Protein is perhaps the one macronutrient that many people are most obsessed with. “Where do you get your protein if you don’t eat meat, dairy and eggs?” As if plants don’t have protein.
Meat, dairy and eggs are often hailed as being “high quality” because they are efficiently used to promote growth. This would be good if high quality and high efficiency equal great health, but in this case, they don’t. Compelling research shows that “low quality” plant protein is in fact the healthiest type of protein, allowing for slow but steady synthesis of new proteins.
The protein from meat, dairy and eggs are very dense and monotonous (contain very few amino acids that make up the protein). Our body has a hard time breaking these dense proteins down in the small intestine, so we end up with a large amount of undigested food in the colon which places a high demand of fermentation.
In a study on young healthy adults, a typical modern day meal (consisting of meat and dairy) takes 14 hours of transit time to get to the colon, compared to only 90 minutes transit time for a plant based meal.
In other words, if you eat chicken for lunch, 14 hours later you are still digesting that protein load from the chicken, trying to get it through to the colon.

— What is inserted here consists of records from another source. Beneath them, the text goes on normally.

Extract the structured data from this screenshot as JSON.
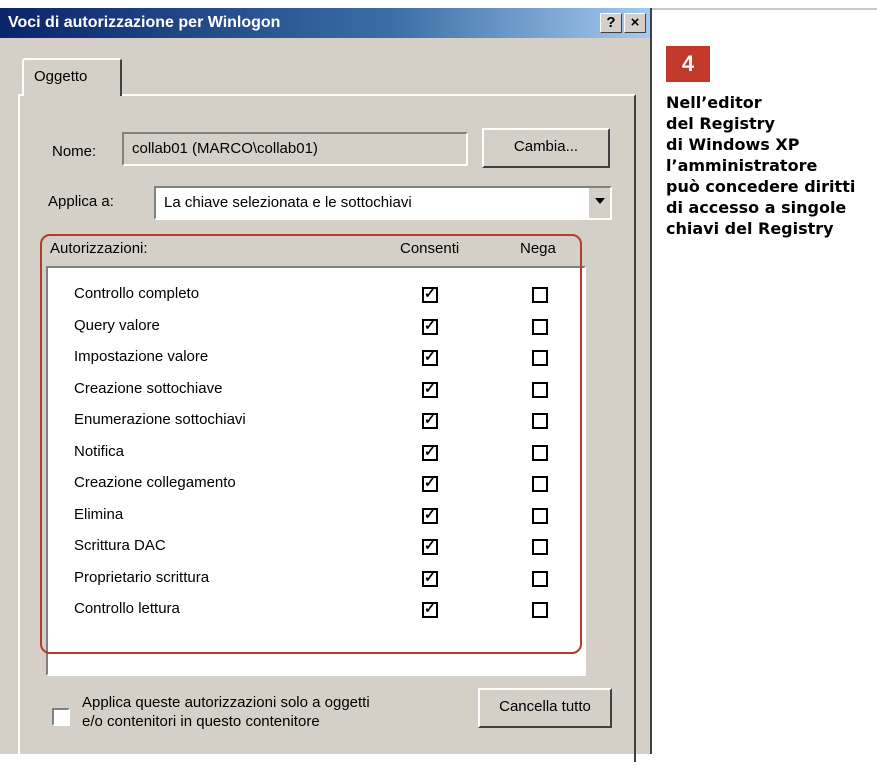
{
  "window": {
    "title": "Voci di autorizzazione per Winlogon",
    "help_btn": "?",
    "close_btn": "×"
  },
  "tab": {
    "label": "Oggetto"
  },
  "name_row": {
    "label": "Nome:",
    "value": "collab01 (MARCO\\collab01)",
    "button": "Cambia..."
  },
  "apply_row": {
    "label": "Applica a:",
    "value": "La chiave selezionata e le sottochiavi"
  },
  "permissions": {
    "header": "Autorizzazioni:",
    "col_allow": "Consenti",
    "col_deny": "Nega",
    "items": [
      {
        "name": "Controllo completo",
        "allow": true,
        "deny": false
      },
      {
        "name": "Query valore",
        "allow": true,
        "deny": false
      },
      {
        "name": "Impostazione valore",
        "allow": true,
        "deny": false
      },
      {
        "name": "Creazione sottochiave",
        "allow": true,
        "deny": false
      },
      {
        "name": "Enumerazione sottochiavi",
        "allow": true,
        "deny": false
      },
      {
        "name": "Notifica",
        "allow": true,
        "deny": false
      },
      {
        "name": "Creazione collegamento",
        "allow": true,
        "deny": false
      },
      {
        "name": "Elimina",
        "allow": true,
        "deny": false
      },
      {
        "name": "Scrittura DAC",
        "allow": true,
        "deny": false
      },
      {
        "name": "Proprietario scrittura",
        "allow": true,
        "deny": false
      },
      {
        "name": "Controllo lettura",
        "allow": true,
        "deny": false
      }
    ]
  },
  "bottom": {
    "apply_only_line1": "Applica queste autorizzazioni solo a oggetti",
    "apply_only_line2": "e/o contenitori in questo contenitore",
    "clear_all": "Cancella tutto"
  },
  "caption": {
    "number": "4",
    "lines": [
      "Nell’editor",
      "del Registry",
      "di Windows XP",
      "l’amministratore",
      "può concedere diritti",
      "di accesso a singole",
      "chiavi del Registry"
    ]
  },
  "colors": {
    "highlight": "#b03d2a",
    "badge": "#c0392b",
    "titlebar": "#0a246a"
  }
}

Meanwhile, you’ve also eaten dinner with another piece of animal protein, which will take until the next day to get through to the colon. You can imagine the load on the small intestine to digest all these animal proteins slowly, clogging up the colon with high demands of fermentation.
Where do you get your protein on a plant based diet? Now where do cows get their protein from?